ACTIVITY
Retrieve all lines below that have the string "Documents".

Entries from a dataset of interfaces
━━━━━━━━━━━━━━━━━━━━━━━━━━━━━━

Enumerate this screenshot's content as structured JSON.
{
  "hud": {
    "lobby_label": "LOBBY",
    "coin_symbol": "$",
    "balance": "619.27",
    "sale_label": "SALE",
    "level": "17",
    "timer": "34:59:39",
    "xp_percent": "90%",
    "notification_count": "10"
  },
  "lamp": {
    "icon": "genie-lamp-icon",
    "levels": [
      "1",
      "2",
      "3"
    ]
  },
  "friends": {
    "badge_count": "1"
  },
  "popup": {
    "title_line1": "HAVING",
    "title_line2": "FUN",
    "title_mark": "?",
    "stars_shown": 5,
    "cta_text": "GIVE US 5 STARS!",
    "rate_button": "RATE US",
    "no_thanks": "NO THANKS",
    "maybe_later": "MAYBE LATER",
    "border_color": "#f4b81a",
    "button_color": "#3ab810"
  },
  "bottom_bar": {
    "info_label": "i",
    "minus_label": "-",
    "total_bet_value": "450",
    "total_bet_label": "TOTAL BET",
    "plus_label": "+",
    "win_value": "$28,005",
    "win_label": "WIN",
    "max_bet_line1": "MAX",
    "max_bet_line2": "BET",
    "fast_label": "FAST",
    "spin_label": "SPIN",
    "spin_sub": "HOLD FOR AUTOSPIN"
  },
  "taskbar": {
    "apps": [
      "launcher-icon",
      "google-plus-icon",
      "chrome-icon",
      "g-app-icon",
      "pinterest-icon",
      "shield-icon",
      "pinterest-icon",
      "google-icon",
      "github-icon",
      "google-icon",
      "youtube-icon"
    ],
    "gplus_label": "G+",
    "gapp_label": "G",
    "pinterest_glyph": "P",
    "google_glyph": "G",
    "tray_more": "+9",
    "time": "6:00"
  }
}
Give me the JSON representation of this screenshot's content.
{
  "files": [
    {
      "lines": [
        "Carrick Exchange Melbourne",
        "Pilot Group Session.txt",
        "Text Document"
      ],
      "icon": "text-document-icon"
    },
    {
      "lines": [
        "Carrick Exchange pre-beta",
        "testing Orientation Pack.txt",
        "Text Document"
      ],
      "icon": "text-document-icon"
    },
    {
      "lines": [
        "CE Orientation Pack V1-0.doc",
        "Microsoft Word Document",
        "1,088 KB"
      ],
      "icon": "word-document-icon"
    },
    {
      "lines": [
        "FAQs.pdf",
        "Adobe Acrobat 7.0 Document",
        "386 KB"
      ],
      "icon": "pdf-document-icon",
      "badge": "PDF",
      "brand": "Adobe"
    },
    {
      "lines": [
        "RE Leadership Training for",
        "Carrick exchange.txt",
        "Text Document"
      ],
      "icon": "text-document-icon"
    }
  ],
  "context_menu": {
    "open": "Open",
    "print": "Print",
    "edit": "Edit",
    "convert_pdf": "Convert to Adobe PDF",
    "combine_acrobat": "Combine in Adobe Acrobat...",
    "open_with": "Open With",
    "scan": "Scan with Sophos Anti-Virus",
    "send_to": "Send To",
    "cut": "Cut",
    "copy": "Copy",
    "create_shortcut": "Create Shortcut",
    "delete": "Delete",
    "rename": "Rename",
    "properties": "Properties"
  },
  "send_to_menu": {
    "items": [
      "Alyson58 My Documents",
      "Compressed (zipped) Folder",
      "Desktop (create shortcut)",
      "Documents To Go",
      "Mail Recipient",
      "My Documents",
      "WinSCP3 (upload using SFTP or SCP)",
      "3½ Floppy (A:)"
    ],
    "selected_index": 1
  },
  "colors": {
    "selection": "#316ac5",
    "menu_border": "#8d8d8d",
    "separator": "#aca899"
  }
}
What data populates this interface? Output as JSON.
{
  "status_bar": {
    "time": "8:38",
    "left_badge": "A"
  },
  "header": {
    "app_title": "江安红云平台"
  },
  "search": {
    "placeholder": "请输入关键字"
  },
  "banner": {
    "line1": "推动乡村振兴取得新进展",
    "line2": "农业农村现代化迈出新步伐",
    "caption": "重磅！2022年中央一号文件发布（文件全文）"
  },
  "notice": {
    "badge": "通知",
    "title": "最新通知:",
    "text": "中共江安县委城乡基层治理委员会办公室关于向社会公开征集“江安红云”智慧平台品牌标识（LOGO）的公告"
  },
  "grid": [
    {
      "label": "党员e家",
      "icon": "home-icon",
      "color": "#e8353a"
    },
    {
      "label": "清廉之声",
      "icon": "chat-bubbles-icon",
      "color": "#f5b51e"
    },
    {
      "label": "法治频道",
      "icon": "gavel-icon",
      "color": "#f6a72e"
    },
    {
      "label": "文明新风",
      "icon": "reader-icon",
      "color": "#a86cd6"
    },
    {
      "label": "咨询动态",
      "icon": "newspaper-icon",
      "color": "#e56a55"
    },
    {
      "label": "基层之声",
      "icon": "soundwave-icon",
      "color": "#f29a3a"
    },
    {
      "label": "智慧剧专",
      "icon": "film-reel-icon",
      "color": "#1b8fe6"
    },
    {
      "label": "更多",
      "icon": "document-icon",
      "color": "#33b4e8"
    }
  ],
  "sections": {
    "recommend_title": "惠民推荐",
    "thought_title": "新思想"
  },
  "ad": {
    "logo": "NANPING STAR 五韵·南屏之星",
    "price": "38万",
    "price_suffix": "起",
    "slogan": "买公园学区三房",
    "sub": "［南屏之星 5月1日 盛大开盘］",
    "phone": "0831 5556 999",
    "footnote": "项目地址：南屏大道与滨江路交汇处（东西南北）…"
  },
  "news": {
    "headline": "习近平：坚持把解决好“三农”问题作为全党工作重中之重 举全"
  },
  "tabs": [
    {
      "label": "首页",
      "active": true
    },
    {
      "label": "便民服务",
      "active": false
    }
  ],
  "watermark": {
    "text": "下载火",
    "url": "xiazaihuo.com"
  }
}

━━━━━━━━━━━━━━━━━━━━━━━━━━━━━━

COMPLETED EXERCISE
      "Alyson58 My Documents",
      "Documents To Go",
      "My Documents",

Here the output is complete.